New B2B web usability report shows considerable disconnect between what B2B buyers want on a website and what vendors provide.
A newly released B2B web usability report from KoMarketing and BuyerZone shows a sizable disconnect between what B2B e-commerce buyers want on vendor websites and the content vendor websites include.
Although, what may be the most disconcerting about the report for content marketers is how little social media and blogs influence the B2B crowd.
In a survey polling 262 B2B online buyers ranging from C-suite executives to consultants, 64 percent of respondents said contact info is a must have for vendor websites, while 51 percent said it was most often the piece of content lacking. (Raising the question, why would any company fail to include contact information on its site?)

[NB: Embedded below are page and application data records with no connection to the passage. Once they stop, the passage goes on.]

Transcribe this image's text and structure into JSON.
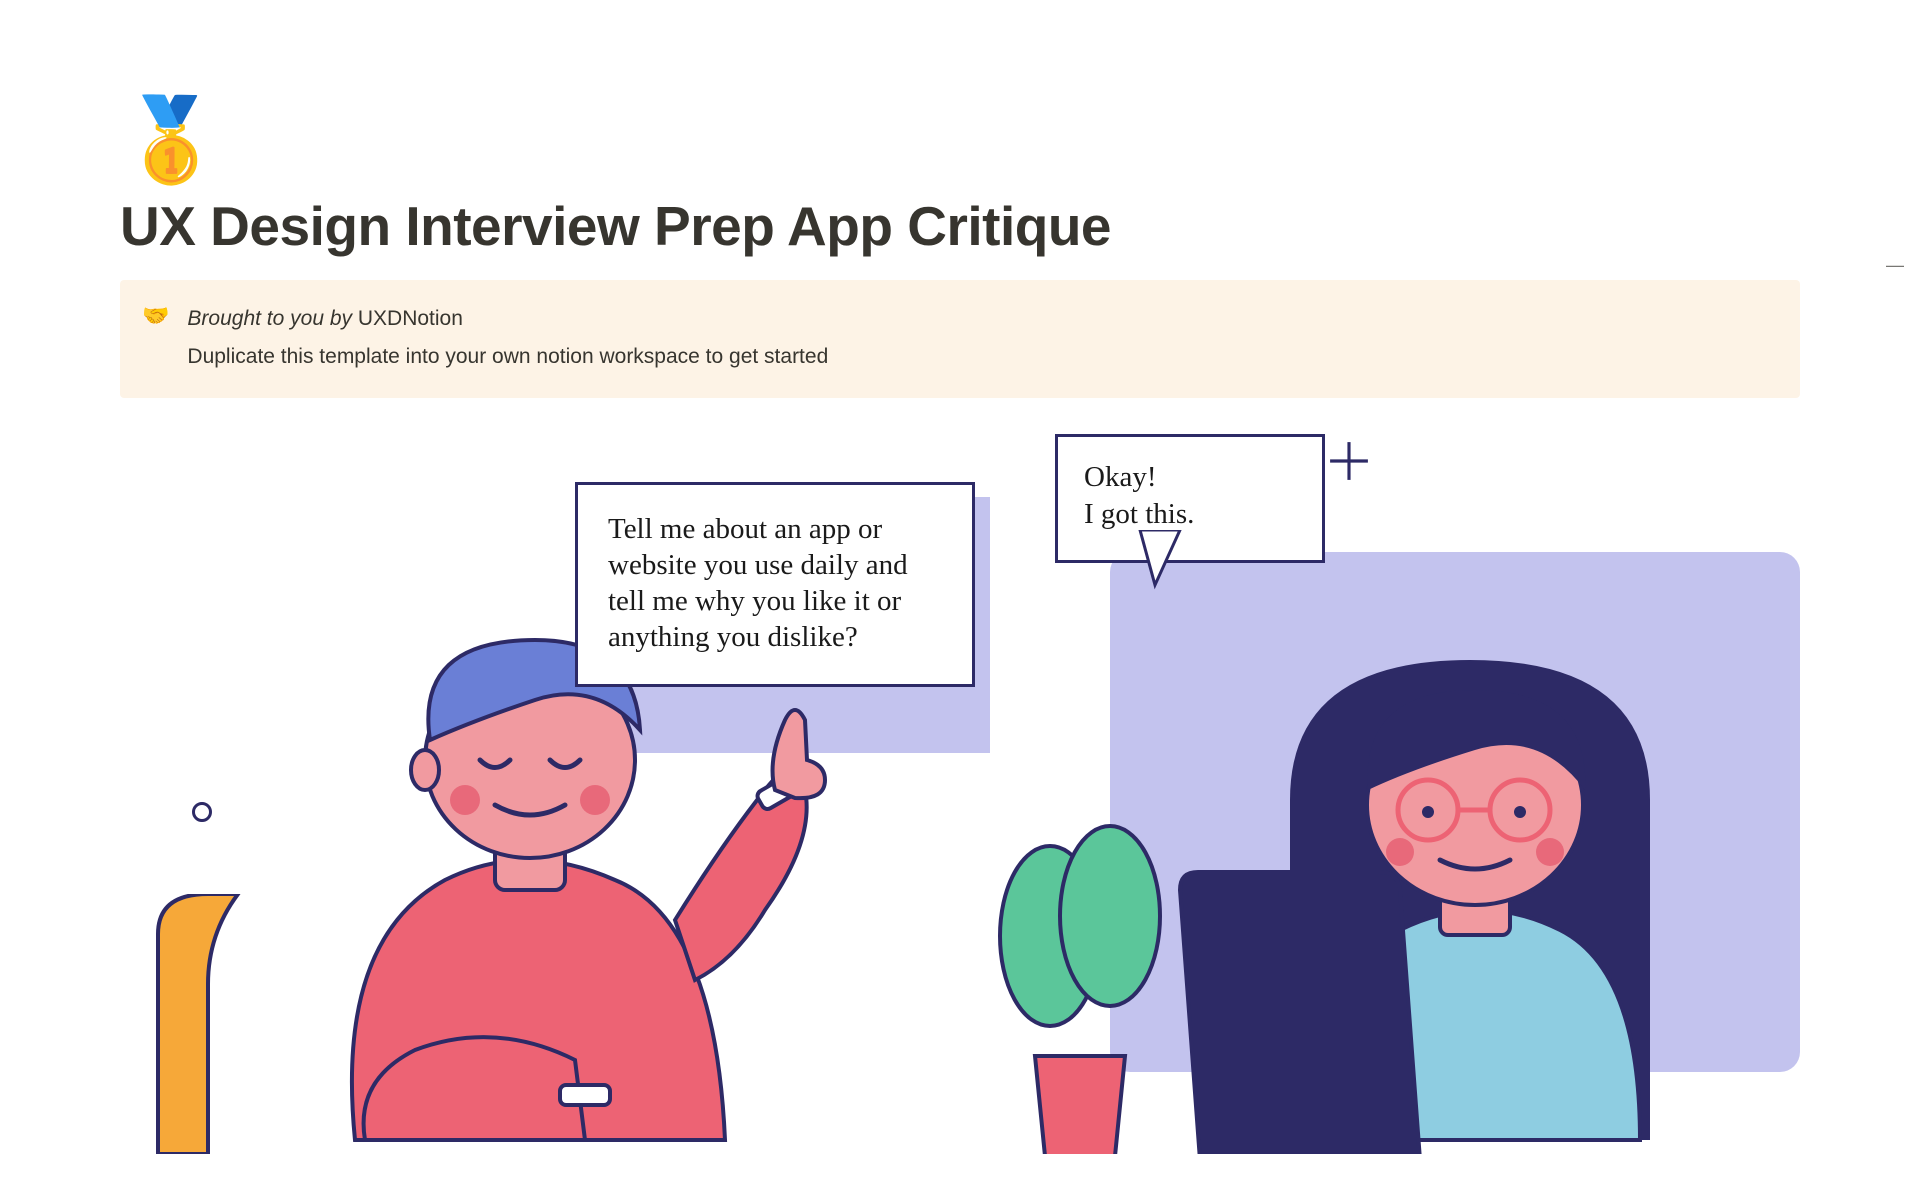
{
  "page": {
    "icon": "🥇",
    "title": "UX Design Interview Prep App Critique"
  },
  "callout": {
    "icon": "🤝",
    "byline_prefix": "Brought to you by ",
    "byline_author": "UXDNotion",
    "subtext": "Duplicate this template into your own notion workspace to get started"
  },
  "illustration": {
    "bubble1_text": "Tell me about an app or website you use daily and tell me why you like it or anything you dislike?",
    "bubble2_text": "Okay!\nI got this."
  },
  "rail": {
    "collapse": "—"
  }
}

One of the more surprising findings was just how little social media and business blogs influenced B2B buyers. When asked about the discovery process, only 12 percent of respondents said a blog helped them find vendor websites, while 34 percent said a blog was of no help. Nineteen percent said social media helped in the discovery process, but 38 percent said no.
The same held true when asked if social media activity helps establish credibility: 39 percent said sometimes, and 35 percent said no. Only 18 percent said yes, with 8 percent saying they didn’t know.
When asked if a blog helps establish a company’s credibility, the largest majority of respondents – 36 percent – said no, and 35 percent said sometimes (20% said yes, and 10 percent didn’t know).
Forty-six percent of respondents said a company blog is not a factor when evaluating a vendor. (When asked the same question regarding the impact of social media, responses matched exactly, with 46 percent saying no, 30 percent neutral, 20 percent claiming it’s important but not a deal breaker, and only three-percent saying “a lot.”)
How much does a company’s blog impact your vendor decision making process?
As far as content that builds credibility, video content, social media activity and blog posts were least likely to be deemed a “Must have” by respondents.
Content Assets that Establish Credibility
According to the survey findings, product and service information was the leading type of content B2B buyers want on a vendor’s website, followed by the company’s contact info.
Content Buyers Want on Vendor Websites
Thorough contact information – business phone number, email, address – was cited by survey participants as the content most often lacking from vendor websites, followed by client lists and content marketing collateral including research reports, case studies, testimonials and white papers.
Content Assets Most Lacking on Vendor Websites
When looking specifically at sales and product-related information, 76 percent of the survey respondents named pricing as a “Must have,” and 62 percent said shipping information. More than half (52 percent) said product reviews were a must have.
For sales and product-related information that was most often lacking on vendor websites, 59 percent of respondents – the largest majority – said details about technical support, and 57 percent said pricing.
Sales and Product-Related Information Lacking on Vendor Websites
(Some images used under license from Shutterstock.com.)